EXERCISE REQUIREMENTS:
Please find all lines in the data that hold the string "Company" and copy them.

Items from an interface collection
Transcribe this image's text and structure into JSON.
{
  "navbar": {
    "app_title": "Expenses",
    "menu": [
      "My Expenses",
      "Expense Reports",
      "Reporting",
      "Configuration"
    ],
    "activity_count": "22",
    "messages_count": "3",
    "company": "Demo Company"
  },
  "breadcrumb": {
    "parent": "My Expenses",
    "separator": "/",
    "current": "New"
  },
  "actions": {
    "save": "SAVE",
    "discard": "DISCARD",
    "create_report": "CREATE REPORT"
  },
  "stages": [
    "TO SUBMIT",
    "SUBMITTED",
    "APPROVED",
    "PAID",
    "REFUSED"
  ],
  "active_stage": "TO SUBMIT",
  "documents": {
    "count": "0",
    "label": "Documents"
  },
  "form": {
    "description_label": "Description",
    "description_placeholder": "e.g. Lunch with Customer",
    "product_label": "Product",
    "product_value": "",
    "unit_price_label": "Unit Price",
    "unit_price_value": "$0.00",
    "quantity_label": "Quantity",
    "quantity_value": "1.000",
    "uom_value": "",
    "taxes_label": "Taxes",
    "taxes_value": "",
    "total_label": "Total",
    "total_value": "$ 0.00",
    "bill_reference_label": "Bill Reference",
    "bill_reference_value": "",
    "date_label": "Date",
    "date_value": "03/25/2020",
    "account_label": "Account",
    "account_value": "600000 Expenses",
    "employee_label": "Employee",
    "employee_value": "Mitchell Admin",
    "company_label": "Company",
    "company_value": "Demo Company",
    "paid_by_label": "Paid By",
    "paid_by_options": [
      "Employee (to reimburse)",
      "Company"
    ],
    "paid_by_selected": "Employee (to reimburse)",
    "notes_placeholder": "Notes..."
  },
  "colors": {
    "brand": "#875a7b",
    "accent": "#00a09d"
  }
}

EXERCISE SOLUTION:
    "company": "Demo Company"
    "company_label": "Company",
    "company_value": "Demo Company",
      "Company"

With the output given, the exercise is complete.